Pick out each line below containing "title".

━━ DATA EXTRACT

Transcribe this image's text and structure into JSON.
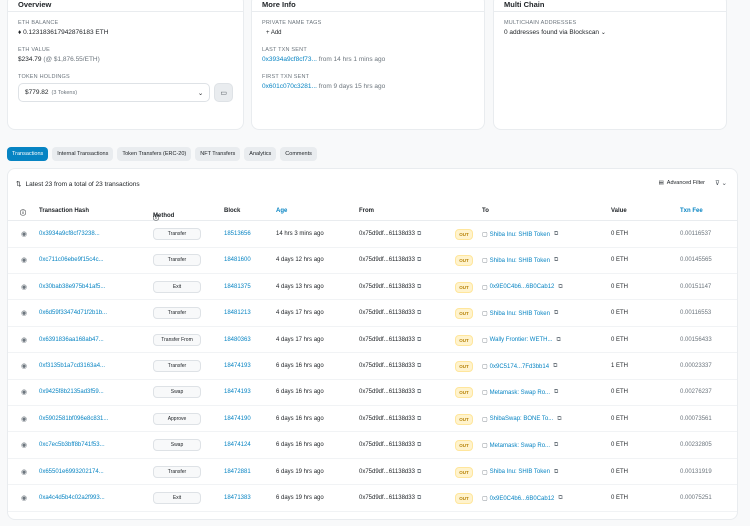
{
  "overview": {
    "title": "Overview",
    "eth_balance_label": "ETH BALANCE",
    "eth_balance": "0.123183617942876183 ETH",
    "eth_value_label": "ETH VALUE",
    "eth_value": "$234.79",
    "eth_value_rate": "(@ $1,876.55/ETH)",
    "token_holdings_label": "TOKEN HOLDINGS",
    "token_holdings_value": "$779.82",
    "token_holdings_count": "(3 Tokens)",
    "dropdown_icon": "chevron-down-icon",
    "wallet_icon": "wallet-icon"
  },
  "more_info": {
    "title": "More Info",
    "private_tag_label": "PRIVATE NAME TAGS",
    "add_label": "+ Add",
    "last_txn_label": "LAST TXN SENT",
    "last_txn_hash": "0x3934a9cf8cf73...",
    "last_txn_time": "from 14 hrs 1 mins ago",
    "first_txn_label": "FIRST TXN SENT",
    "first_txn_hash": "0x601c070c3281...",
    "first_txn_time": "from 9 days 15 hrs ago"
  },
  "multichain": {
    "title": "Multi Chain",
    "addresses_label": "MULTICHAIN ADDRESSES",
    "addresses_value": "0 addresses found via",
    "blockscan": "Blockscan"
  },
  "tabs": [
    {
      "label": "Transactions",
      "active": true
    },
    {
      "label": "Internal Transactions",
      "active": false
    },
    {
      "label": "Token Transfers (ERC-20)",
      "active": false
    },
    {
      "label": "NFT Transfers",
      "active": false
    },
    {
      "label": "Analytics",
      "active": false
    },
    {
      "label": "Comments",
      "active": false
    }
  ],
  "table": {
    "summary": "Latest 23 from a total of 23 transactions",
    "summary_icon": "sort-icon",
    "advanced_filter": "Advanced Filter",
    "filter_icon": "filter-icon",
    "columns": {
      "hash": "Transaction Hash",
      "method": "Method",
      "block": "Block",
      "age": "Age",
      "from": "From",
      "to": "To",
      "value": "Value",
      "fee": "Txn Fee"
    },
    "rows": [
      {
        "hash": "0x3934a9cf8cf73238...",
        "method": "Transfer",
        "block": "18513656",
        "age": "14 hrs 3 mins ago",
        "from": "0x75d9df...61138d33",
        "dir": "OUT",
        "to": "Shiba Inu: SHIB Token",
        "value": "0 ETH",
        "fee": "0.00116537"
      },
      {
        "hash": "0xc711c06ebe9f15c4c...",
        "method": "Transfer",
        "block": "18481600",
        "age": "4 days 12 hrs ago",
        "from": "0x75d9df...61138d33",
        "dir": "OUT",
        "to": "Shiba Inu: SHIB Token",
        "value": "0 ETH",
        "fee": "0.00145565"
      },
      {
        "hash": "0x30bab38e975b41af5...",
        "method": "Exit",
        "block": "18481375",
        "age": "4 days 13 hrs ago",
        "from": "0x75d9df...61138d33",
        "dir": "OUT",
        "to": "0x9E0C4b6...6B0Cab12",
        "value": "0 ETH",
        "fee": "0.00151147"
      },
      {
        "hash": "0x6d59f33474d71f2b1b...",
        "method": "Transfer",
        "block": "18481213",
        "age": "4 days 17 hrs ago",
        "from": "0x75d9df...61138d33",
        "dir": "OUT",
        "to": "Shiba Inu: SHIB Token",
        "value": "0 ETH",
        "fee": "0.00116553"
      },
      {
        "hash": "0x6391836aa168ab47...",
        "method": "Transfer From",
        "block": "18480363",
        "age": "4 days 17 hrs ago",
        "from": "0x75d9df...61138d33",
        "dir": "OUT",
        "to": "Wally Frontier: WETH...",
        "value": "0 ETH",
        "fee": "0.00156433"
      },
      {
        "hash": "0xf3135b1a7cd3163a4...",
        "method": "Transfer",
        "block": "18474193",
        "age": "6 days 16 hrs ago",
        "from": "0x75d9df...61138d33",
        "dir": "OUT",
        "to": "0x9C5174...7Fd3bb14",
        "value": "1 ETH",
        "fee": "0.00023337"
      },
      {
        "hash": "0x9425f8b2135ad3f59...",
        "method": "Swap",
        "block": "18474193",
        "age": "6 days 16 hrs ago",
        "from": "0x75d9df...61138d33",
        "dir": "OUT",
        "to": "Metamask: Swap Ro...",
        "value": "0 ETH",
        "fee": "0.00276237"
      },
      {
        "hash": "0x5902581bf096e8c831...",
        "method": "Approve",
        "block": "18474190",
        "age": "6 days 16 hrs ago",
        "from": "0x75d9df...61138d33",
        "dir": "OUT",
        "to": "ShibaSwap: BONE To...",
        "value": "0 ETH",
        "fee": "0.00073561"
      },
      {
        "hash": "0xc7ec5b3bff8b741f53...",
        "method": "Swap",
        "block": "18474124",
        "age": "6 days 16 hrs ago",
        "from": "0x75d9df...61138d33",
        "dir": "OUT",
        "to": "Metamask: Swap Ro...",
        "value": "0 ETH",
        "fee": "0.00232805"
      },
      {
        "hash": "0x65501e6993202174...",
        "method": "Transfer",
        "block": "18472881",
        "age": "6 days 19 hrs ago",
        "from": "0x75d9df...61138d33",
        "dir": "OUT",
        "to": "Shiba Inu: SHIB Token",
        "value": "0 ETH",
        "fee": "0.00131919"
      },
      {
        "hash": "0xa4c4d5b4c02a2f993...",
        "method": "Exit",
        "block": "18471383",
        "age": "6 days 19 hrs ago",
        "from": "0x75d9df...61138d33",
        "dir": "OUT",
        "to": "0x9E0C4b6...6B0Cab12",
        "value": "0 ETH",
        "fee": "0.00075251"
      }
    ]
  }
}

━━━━
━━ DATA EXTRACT

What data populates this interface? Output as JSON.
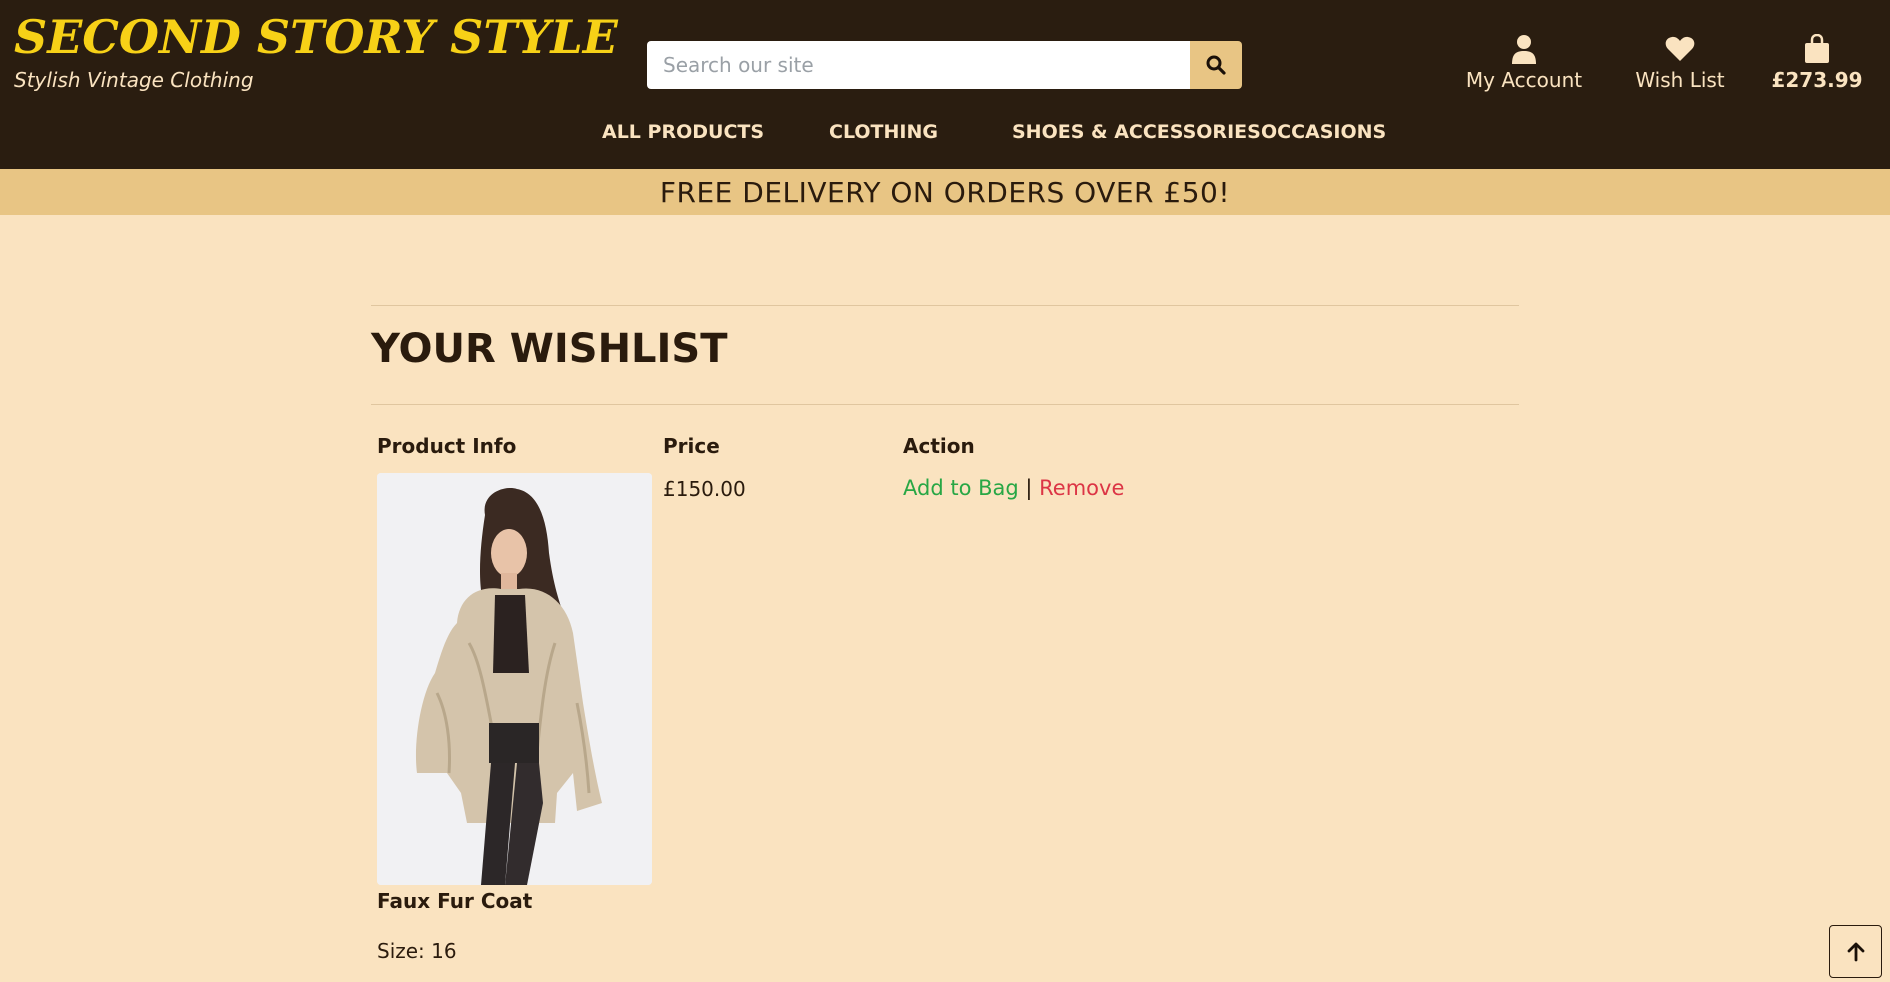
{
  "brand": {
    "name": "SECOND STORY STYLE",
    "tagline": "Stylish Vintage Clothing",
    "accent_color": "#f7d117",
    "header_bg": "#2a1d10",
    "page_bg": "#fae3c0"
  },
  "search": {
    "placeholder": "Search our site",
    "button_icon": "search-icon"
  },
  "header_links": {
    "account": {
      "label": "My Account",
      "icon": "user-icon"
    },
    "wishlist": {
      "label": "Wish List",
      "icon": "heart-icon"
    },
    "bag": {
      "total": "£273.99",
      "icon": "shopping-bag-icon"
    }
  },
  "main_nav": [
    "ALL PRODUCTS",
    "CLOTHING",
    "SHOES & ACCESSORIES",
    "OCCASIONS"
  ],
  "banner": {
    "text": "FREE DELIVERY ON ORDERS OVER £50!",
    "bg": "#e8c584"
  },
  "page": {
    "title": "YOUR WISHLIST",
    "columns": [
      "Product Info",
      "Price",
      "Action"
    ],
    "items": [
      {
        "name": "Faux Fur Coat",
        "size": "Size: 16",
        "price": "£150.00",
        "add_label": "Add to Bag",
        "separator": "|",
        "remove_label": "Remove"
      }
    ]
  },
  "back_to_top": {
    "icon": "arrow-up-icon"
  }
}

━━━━

■ ANSWER BOX ■
    "title": "Overview",
    "title": "More Info",
    "title": "Multi Chain",
    "title": "YOUR WISHLIST",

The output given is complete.